Matt LaFleur knew he made a mistake two years ago by hiring defensive coordinator Joe Barry over Ejiro Evero. It’s an obvious statement at this point. If he could go back in time, he probably would make a different decision. He can’t do that now, but the Green Bay Packers had the opportunity to change the course of the defense and passed it up.
On Sunday, the offense was bad in the fourth quarter and didn’t help maintain the lead, but such a young unit is expected to have ups and downs throughout the season. The defense again failed to make positive plays and allowed long drives.
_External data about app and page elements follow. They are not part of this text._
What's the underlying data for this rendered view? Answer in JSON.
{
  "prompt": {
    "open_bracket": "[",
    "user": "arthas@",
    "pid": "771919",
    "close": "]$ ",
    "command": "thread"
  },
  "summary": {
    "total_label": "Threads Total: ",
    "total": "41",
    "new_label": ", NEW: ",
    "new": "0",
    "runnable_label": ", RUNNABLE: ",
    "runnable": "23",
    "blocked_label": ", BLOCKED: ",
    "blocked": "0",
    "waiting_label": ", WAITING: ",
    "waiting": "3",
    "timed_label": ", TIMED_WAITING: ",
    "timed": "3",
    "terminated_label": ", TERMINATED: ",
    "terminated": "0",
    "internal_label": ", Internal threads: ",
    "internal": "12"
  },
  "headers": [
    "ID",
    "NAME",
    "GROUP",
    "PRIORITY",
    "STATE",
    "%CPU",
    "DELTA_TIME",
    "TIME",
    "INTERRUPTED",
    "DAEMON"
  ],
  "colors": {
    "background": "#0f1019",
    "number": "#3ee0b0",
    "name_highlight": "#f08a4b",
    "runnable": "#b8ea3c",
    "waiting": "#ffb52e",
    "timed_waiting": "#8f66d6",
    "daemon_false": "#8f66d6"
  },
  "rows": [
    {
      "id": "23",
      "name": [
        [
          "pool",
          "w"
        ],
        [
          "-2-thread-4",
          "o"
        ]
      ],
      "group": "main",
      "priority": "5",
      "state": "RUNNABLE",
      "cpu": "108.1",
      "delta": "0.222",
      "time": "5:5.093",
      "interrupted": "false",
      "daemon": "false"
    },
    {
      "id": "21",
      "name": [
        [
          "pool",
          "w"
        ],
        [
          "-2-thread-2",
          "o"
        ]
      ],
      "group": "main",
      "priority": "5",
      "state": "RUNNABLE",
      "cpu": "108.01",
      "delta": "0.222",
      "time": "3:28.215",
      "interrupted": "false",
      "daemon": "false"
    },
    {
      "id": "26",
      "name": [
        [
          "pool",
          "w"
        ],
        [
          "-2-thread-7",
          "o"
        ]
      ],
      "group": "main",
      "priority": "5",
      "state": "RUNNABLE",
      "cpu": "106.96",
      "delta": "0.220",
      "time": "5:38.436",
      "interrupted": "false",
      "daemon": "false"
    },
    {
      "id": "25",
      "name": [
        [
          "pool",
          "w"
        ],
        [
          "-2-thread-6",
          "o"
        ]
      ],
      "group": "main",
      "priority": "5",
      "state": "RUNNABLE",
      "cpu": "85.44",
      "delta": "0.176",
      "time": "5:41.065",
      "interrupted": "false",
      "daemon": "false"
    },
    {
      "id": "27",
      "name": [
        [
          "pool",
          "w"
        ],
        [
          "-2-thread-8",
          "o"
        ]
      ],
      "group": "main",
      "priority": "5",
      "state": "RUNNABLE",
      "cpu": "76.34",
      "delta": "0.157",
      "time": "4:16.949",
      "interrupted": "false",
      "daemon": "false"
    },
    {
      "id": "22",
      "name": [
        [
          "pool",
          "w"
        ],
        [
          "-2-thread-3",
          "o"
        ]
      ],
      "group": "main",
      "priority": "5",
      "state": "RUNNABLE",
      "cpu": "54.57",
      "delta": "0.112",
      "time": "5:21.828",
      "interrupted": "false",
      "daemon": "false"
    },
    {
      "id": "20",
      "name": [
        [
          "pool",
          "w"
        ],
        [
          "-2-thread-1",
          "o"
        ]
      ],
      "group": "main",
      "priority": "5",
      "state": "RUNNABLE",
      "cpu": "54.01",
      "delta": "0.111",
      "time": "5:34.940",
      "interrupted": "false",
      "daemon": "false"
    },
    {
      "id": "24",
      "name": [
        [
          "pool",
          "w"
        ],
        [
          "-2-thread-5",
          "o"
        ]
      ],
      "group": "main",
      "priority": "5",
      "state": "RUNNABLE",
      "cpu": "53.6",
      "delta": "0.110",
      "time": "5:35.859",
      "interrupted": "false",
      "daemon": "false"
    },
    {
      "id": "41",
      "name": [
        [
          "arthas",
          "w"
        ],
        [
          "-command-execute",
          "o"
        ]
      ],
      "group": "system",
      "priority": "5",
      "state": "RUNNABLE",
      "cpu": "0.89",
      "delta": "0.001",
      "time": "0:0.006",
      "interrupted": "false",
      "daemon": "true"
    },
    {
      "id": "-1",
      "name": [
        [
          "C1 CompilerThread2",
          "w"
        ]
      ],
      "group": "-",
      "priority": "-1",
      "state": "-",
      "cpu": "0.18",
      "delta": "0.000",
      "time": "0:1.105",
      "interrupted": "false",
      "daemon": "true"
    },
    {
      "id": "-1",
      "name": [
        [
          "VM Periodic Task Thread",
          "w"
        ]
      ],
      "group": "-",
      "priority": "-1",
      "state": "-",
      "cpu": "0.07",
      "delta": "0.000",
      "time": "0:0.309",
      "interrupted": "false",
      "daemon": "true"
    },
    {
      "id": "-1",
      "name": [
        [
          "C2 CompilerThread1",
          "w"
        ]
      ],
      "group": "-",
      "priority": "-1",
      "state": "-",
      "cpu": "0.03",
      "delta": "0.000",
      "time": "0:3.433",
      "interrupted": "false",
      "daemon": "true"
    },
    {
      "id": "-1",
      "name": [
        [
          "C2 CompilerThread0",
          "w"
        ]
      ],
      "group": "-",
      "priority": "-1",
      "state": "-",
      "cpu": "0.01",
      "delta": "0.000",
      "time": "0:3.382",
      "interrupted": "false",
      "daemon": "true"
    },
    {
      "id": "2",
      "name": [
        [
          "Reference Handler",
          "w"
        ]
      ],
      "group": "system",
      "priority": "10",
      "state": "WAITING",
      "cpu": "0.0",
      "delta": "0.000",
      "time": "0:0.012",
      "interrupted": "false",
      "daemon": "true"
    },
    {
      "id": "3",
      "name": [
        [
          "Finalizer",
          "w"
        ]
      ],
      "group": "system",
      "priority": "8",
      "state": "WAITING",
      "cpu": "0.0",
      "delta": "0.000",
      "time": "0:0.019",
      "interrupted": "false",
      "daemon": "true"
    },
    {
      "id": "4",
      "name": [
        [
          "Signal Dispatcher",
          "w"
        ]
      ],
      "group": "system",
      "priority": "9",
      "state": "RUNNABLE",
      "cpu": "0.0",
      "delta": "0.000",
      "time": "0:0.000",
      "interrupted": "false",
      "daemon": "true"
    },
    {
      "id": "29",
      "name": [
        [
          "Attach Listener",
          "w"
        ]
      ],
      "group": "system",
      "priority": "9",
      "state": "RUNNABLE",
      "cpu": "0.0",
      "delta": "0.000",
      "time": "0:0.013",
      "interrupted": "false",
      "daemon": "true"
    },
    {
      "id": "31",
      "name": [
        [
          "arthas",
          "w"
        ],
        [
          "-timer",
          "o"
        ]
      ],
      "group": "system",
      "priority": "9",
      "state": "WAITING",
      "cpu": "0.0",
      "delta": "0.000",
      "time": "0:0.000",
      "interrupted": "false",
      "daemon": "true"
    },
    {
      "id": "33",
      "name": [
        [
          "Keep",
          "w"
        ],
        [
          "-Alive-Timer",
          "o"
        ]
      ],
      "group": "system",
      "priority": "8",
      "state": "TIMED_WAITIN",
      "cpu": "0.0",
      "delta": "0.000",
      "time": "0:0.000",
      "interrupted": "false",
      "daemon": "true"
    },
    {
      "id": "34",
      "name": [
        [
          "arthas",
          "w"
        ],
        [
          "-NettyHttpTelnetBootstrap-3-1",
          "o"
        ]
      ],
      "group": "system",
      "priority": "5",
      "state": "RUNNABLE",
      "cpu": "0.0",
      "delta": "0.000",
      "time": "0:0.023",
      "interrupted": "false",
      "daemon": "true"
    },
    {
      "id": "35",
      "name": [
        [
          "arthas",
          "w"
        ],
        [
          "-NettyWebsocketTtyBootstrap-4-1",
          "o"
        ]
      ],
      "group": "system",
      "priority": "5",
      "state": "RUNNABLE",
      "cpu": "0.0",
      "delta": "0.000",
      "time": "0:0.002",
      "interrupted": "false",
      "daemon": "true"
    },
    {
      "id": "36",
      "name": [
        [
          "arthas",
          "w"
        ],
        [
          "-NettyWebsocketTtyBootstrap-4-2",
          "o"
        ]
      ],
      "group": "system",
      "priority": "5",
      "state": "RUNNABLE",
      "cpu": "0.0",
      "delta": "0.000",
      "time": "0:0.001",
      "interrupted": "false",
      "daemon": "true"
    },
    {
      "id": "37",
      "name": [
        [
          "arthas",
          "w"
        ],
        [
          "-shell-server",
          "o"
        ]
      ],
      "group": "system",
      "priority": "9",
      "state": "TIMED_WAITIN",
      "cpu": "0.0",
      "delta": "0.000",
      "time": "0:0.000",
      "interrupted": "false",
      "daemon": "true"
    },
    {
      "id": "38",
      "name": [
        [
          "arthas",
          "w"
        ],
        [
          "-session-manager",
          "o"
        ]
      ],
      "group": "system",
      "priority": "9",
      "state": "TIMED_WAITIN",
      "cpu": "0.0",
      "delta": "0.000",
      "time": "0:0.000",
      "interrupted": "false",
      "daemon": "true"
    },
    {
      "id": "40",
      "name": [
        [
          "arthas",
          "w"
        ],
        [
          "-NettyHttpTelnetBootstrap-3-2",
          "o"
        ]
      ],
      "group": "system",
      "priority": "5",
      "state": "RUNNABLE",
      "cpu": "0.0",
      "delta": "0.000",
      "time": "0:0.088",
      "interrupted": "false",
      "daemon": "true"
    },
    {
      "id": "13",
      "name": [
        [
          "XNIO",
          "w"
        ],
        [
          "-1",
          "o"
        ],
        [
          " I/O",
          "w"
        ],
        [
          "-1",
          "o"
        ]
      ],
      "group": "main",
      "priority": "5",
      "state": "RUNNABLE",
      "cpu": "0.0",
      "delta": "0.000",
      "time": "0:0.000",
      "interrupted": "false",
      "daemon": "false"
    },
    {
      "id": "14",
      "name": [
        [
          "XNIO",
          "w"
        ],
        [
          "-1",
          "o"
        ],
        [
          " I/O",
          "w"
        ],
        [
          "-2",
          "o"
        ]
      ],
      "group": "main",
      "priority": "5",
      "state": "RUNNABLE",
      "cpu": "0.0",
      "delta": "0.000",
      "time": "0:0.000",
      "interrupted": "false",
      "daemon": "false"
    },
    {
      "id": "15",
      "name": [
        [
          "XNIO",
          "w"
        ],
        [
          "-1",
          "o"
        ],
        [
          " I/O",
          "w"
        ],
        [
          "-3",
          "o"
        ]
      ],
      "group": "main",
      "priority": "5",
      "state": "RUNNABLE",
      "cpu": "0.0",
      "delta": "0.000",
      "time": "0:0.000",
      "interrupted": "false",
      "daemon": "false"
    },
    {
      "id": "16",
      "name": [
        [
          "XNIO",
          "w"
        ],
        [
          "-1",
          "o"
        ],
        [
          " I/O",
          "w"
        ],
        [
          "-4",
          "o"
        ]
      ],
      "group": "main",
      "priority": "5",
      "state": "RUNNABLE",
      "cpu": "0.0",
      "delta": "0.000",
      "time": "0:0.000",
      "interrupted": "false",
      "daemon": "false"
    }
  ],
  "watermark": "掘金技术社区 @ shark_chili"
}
Ultimately, that was decisive for the Atlanta Falcons to beat the Packers 25-24 after Green Bay entered the fourth quarter leading 24-12.
Joe Barry has had six seasons as a defensive coordinator and has never had a defense better than 20th in DVOA. In Green Bay, the lack of talent is not an issue as it was when he was in Detroit. Can you think of a unit in the entire NFL with so much investment and talent with worse results than the Packers’ defense? They have eight first-round picks and several free-agent signings.
The team is spending $104.6 million on defensive players and $72.6 million on offense. Of the three highest-paid offensive players, two (David Bakhtiari and Aaron Jones) didn’t play at all, and the third (Elgton Jenkins) left the game early in the first half with a knee injury. The offense also didn’t have Christian Watson, a promising second-round pick. Still, because LaFleur is great at scheming up plays and Jordan Love was highly effective in the first three quarters, they were able to score 24 points in a hostile environment.
The defense couldn’t offer enough. The first half was decent, especially with a Rasul Douglas interception. But Falcons head coach Arthur Smit adjusted in the second half to run more and to take the ball out of Desmond Ridder‘s hands. It worked, and Barry had no answer.
Bijan Robinson had 19 carries for 124 yards, 6.5 yards per attempt. The Falcons finished the game with 45 runs and 32 passes. Theoretically, it would indicate that Atlanta led for most of the game, but the opposite was true. The Falcons overcame a 12-point fourth-quarter deficit by running all around the Packer’s defense, and they didn’t make enough schematic adjustments.
At this point in his trajectory, though, everyone knows what Barry is. He might be a decent position coach, as he was working with the Los Angeles Rams’ off-ball linebackers. But he’s not good enough to be a coordinator. And Green Bay’s defense has much more talent than their weekly performances indicate. If everyone knows what Barry is and the Packers don’t make changes, then the responsibility falls on LaFleur.
Ostensibly, the Packers decided to keep Barry because they didn’t want to fire another defensive coordinator after moving on from Dom Capers in 2019 and from Mike Pettine in 2021. Changing coordinators so frequently would make it difficult for the Packers to find a good replacement on the market. But this is a flawed logic on multiple levels.
First, Barry is worse than Capers and Pettine, both statistically and schematically. Secondly, any coordinating job in the NFL is attractive. There are only 32 of DC jobs in the NFL, and there would be multiple interested candidates if the Packers wanted to act.
Third, and maybe most importantly, Green Bay’s mistake of keeping Joe Barry is causing a series of bad strategic decisions. The team is forced to invest heavily on defense to make up for the poor coaching while allowing the offense to go unsupported at times because LaFleur can compensate for that. Aaron Rodgers was, too, and the jury is still out on Jordan Love. Sometimes, though, it would seem smarter to stack the offense because the defense won’t deliver anyway when the team needs them the most.
The narrative around the defense isn’t new. It’s the way it’s been in Green Bay for a decade, at least. The inability to find good defensive coordinators and to move on when it’s clear the problem exists have held the Packers back. Jim Schwartz’s Cleveland Browns are solid proof of how much a competent defensive coordinator can put a talented defense in position to succeed.
It doesn’t take a brilliant defensive mind to take more out of the Packers’ defense than what Joe Barry has. But now it might be too late for this year.